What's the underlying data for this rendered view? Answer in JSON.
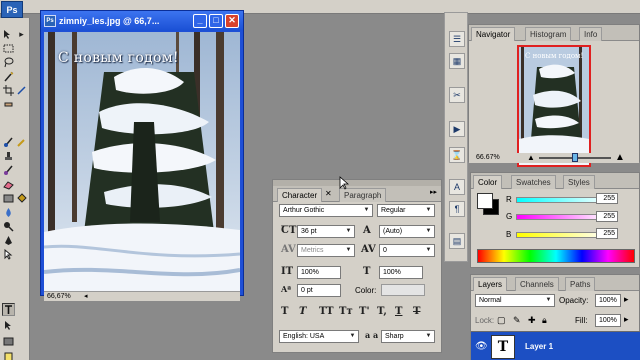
{
  "app": {
    "logo": "Ps"
  },
  "document": {
    "title": "zimniy_les.jpg @ 66,7...",
    "zoom": "66,67%",
    "canvas_text": "С новым годом!",
    "buttons": {
      "minimize": "_",
      "maximize": "□",
      "close": "✕"
    }
  },
  "navigator": {
    "tabs": [
      "Navigator",
      "Histogram",
      "Info"
    ],
    "zoom": "66.67%",
    "thumb_text": "С новым годом!",
    "zoom_level": 0.5
  },
  "color": {
    "tabs": [
      "Color",
      "Swatches",
      "Styles"
    ],
    "channels": [
      {
        "label": "R",
        "value": "255"
      },
      {
        "label": "G",
        "value": "255"
      },
      {
        "label": "B",
        "value": "255"
      }
    ],
    "foreground": "#ffffff",
    "background": "#000000"
  },
  "layers": {
    "tabs": [
      "Layers",
      "Channels",
      "Paths"
    ],
    "blend_mode": "Normal",
    "opacity_label": "Opacity:",
    "opacity": "100%",
    "lock_label": "Lock:",
    "fill_label": "Fill:",
    "fill": "100%",
    "layer_name": "Layer 1",
    "layer_thumb": "T"
  },
  "character": {
    "tabs": [
      "Character",
      "Paragraph"
    ],
    "font_family": "Arthur Gothic",
    "font_style": "Regular",
    "size": "36 pt",
    "leading": "(Auto)",
    "kerning": "Metrics",
    "tracking": "0",
    "vscale": "100%",
    "hscale": "100%",
    "baseline": "0 pt",
    "color_label": "Color:",
    "style_buttons": [
      "T",
      "T",
      "TT",
      "Tт",
      "T'",
      "T,",
      "T",
      "T"
    ],
    "language": "English: USA",
    "antialias": "Sharp",
    "antialias_label": "a a"
  }
}
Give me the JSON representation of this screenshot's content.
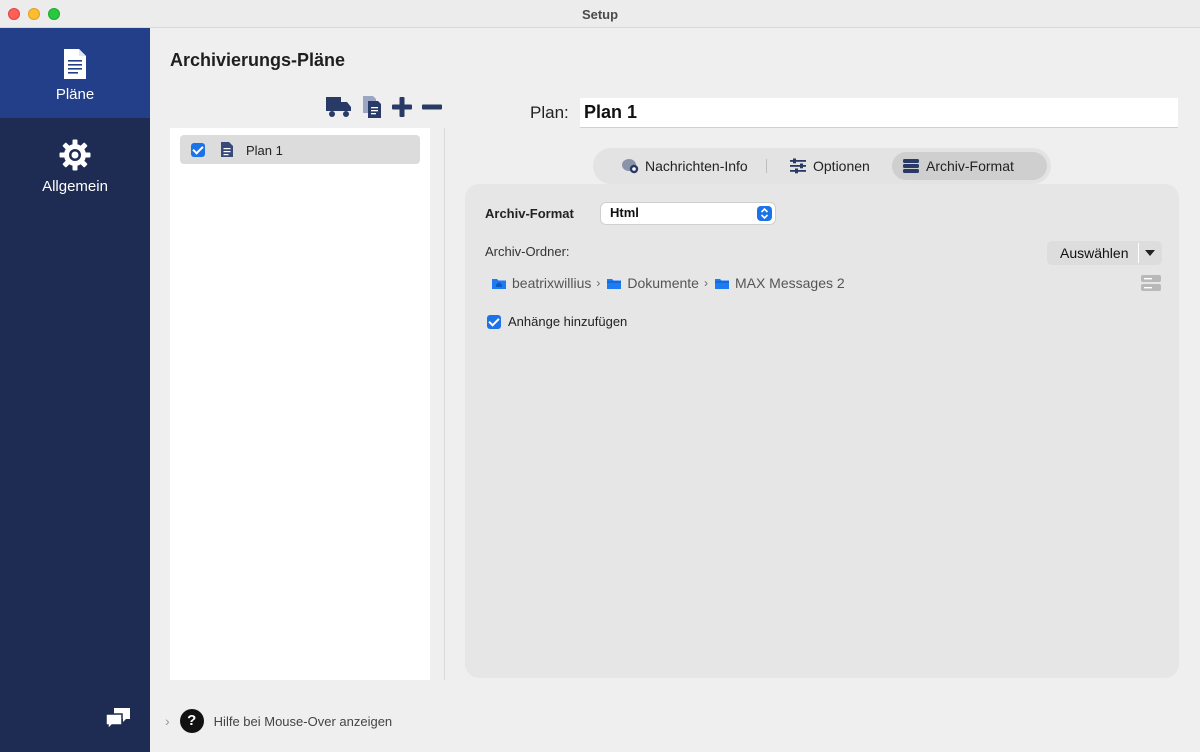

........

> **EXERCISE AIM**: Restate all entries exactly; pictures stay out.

> **REPLY TO THE EXERCISE**:
What's the underlying data for this rendered view? Answer in JSON.
{
  "app": {
    "logo": "Ps"
  },
  "document": {
    "title": "zimniy_les.jpg @ 66,7...",
    "zoom": "66,67%",
    "canvas_text": "С новым годом!",
    "buttons": {
      "minimize": "_",
      "maximize": "□",
      "close": "✕"
    }
  },
  "navigator": {
    "tabs": [
      "Navigator",
      "Histogram",
      "Info"
    ],
    "zoom": "66.67%",
    "thumb_text": "С новым годом!",
    "zoom_level": 0.5
  },
  "color": {
    "tabs": [
      "Color",
      "Swatches",
      "Styles"
    ],
    "channels": [
      {
        "label": "R",
        "value": "255"
      },
      {
        "label": "G",
        "value": "255"
      },
      {
        "label": "B",
        "value": "255"
      }
    ],
    "foreground": "#ffffff",
    "background": "#000000"
  },
  "layers": {
    "tabs": [
      "Layers",
      "Channels",
      "Paths"
    ],
    "blend_mode": "Normal",
    "opacity_label": "Opacity:",
    "opacity": "100%",
    "lock_label": "Lock:",
    "fill_label": "Fill:",
    "fill": "100%",
    "layer_name": "Layer 1",
    "layer_thumb": "T"
  },
  "character": {
    "tabs": [
      "Character",
      "Paragraph"
    ],
    "font_family": "Arthur Gothic",
    "font_style": "Regular",
    "size": "36 pt",
    "leading": "(Auto)",
    "kerning": "Metrics",
    "tracking": "0",
    "vscale": "100%",
    "hscale": "100%",
    "baseline": "0 pt",
    "color_label": "Color:",
    "style_buttons": [
      "T",
      "T",
      "TT",
      "Tт",
      "T'",
      "T,",
      "T",
      "T"
    ],
    "language": "English: USA",
    "antialias": "Sharp",
    "antialias_label": "a a"
  }
}
Give me the JSON representation of this screenshot's content.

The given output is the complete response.